- **TASK PROMPT**
Every line of the records below that holds the word "text" should be copied out.
--
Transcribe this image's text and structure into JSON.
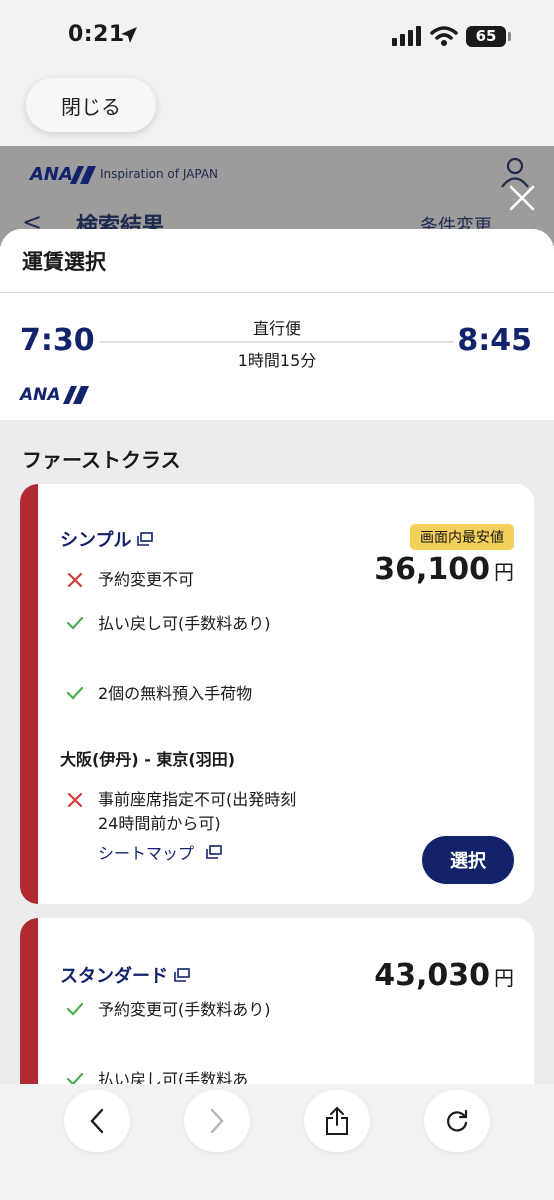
{
  "status_bar": {
    "time": "0:21",
    "battery": "65"
  },
  "close_button": "閉じる",
  "background_page": {
    "logo": "ANA",
    "tagline": "Inspiration of JAPAN",
    "back": "<",
    "title": "検索結果",
    "condition_change": "条件変更"
  },
  "sheet": {
    "title": "運賃選択",
    "flight": {
      "departure": "7:30",
      "arrival": "8:45",
      "type": "直行便",
      "duration": "1時間15分",
      "airline_logo": "ANA"
    },
    "class_title": "ファーストクラス",
    "fares": [
      {
        "name": "シンプル",
        "badge": "画面内最安値",
        "price": "36,100",
        "currency": "円",
        "features": [
          {
            "status": "no",
            "text": "予約変更不可"
          },
          {
            "status": "yes",
            "text": "払い戻し可(手数料あり)"
          },
          {
            "status": "yes",
            "text": "2個の無料預入手荷物"
          }
        ],
        "route": "大阪(伊丹)  -  東京(羽田)",
        "seat_feature": {
          "status": "no",
          "text": "事前座席指定不可(出発時刻24時間前から可)"
        },
        "seat_map_link": "シートマップ",
        "select_label": "選択"
      },
      {
        "name": "スタンダード",
        "price": "43,030",
        "currency": "円",
        "features": [
          {
            "status": "yes",
            "text": "予約変更可(手数料あり)"
          },
          {
            "status": "yes",
            "text": "払い戻し可(手数料あ"
          }
        ]
      }
    ]
  },
  "colors": {
    "navy": "#12236b",
    "accent_red": "#b02a30",
    "badge_yellow": "#f4cf5a",
    "check_green": "#4caf50",
    "cross_red": "#d23c3c"
  },
  "icons": [
    "location-arrow-icon",
    "signal-icon",
    "wifi-icon",
    "user-icon",
    "close-icon",
    "external-link-icon",
    "check-icon",
    "cross-icon",
    "back-icon",
    "forward-icon",
    "share-icon",
    "reload-icon"
  ]
}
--
- **ANSWER FOR THE TASK**
Transcribe this image's text and structure into JSON.
            "text": "予約変更不可"
            "text": "払い戻し可(手数料あり)"
            "text": "2個の無料預入手荷物"
          "text": "事前座席指定不可(出発時刻24時間前から可)"
            "text": "予約変更可(手数料あり)"
            "text": "払い戻し可(手数料あ"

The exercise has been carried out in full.